41 Pages Posted: 30 Dec 2012 Last revised: 29 Jul 2014
Date Written: May 1, 2013
Two-sided markets consist of platforms that need to bring both retail consumers and complementary goods producers on board to be successful. Consumer adoption of these platforms can often hinge on the presence and magnitude of indirect network effects – the positive feedback loop where a larger base of adopters of a primary product (“hardware”) creates a larger market for complementary goods (“software”), which in turn increases the value of the primary good. Prior work attempting to measure indirect network effects often uses aggregate counts of software variety to do so. In this paper, we illustrate the importance of accounting for variation in software quality – a feature present in many markets – when conducting this measurement, and provide the conditions under which not doing so results in over- or under-estimation of the actual indirect network effect. We apply our framework to the 7th-generation video game console market with quality-differentiated titles and show that in this market the use of aggregate software measures underestimates the indirect network effects by approximately 30 percent.

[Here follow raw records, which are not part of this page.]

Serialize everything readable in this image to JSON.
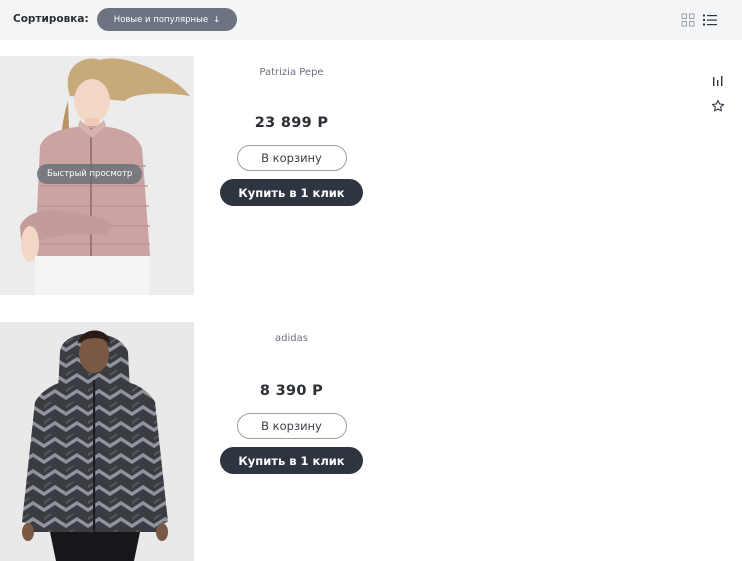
{
  "toolbar": {
    "sort_label": "Сортировка:",
    "sort_value": "Новые и популярные",
    "sort_arrow": "↓"
  },
  "side_icons": [
    "compare-icon",
    "favorite-icon"
  ],
  "products": [
    {
      "brand": "Patrizia Pepe",
      "price": "23 899 Р",
      "cart_label": "В корзину",
      "buy_label": "Купить в 1 клик",
      "quick_view_label": "Быстрый просмотр"
    },
    {
      "brand": "adidas",
      "price": "8 390 Р",
      "cart_label": "В корзину",
      "buy_label": "Купить в 1 клик"
    }
  ]
}
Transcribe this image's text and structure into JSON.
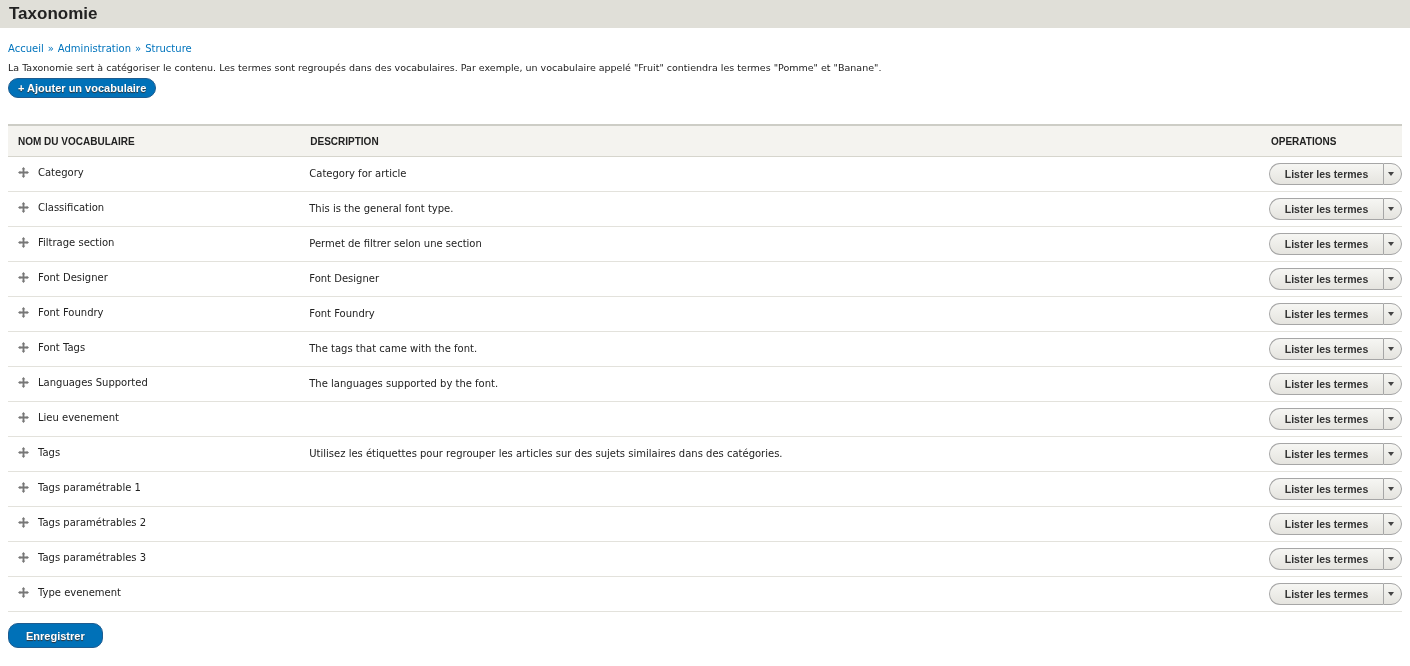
{
  "page": {
    "title": "Taxonomie"
  },
  "breadcrumb": [
    "Accueil",
    "Administration",
    "Structure"
  ],
  "breadcrumb_separator": "»",
  "intro": "La Taxonomie sert à catégoriser le contenu. Les termes sont regroupés dans des vocabulaires. Par exemple, un vocabulaire appelé \"Fruit\" contiendra les termes \"Pomme\" et \"Banane\".",
  "add_button": "+ Ajouter un vocabulaire",
  "table": {
    "columns": [
      "NOM DU VOCABULAIRE",
      "DESCRIPTION",
      "OPERATIONS"
    ],
    "rows": [
      {
        "name": "Category",
        "description": "Category for article",
        "operation": "Lister les termes"
      },
      {
        "name": "Classification",
        "description": "This is the general font type.",
        "operation": "Lister les termes"
      },
      {
        "name": "Filtrage section",
        "description": "Permet de filtrer selon une section",
        "operation": "Lister les termes"
      },
      {
        "name": "Font Designer",
        "description": "Font Designer",
        "operation": "Lister les termes"
      },
      {
        "name": "Font Foundry",
        "description": "Font Foundry",
        "operation": "Lister les termes"
      },
      {
        "name": "Font Tags",
        "description": "The tags that came with the font.",
        "operation": "Lister les termes"
      },
      {
        "name": "Languages Supported",
        "description": "The languages supported by the font.",
        "operation": "Lister les termes"
      },
      {
        "name": "Lieu evenement",
        "operation": "Lister les termes"
      },
      {
        "name": "Tags",
        "description": "Utilisez les étiquettes pour regrouper les articles sur des sujets similaires dans des catégories.",
        "operation": "Lister les termes"
      },
      {
        "name": "Tags paramétrable 1",
        "operation": "Lister les termes"
      },
      {
        "name": "Tags paramétrables 2",
        "operation": "Lister les termes"
      },
      {
        "name": "Tags paramétrables 3",
        "operation": "Lister les termes"
      },
      {
        "name": "Type evenement",
        "operation": "Lister les termes"
      }
    ]
  },
  "save_button": "Enregistrer"
}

Keywords: indirect network effects, vertical differentiation, video game industry
JEL Classification: L14, L82, M21
Suggested Citation: Suggested Citation
Kim, Jin-Hyuk and Prince, Jeffrey and Qiu, Calvin, Indirect Network Effects and the Quality Dimension: A Look at the Gaming Industry (May 1, 2013). Available at SSRN: https://ssrn.com/abstract=2194662 or http://dx.doi.org/10.2139/ssrn.2194662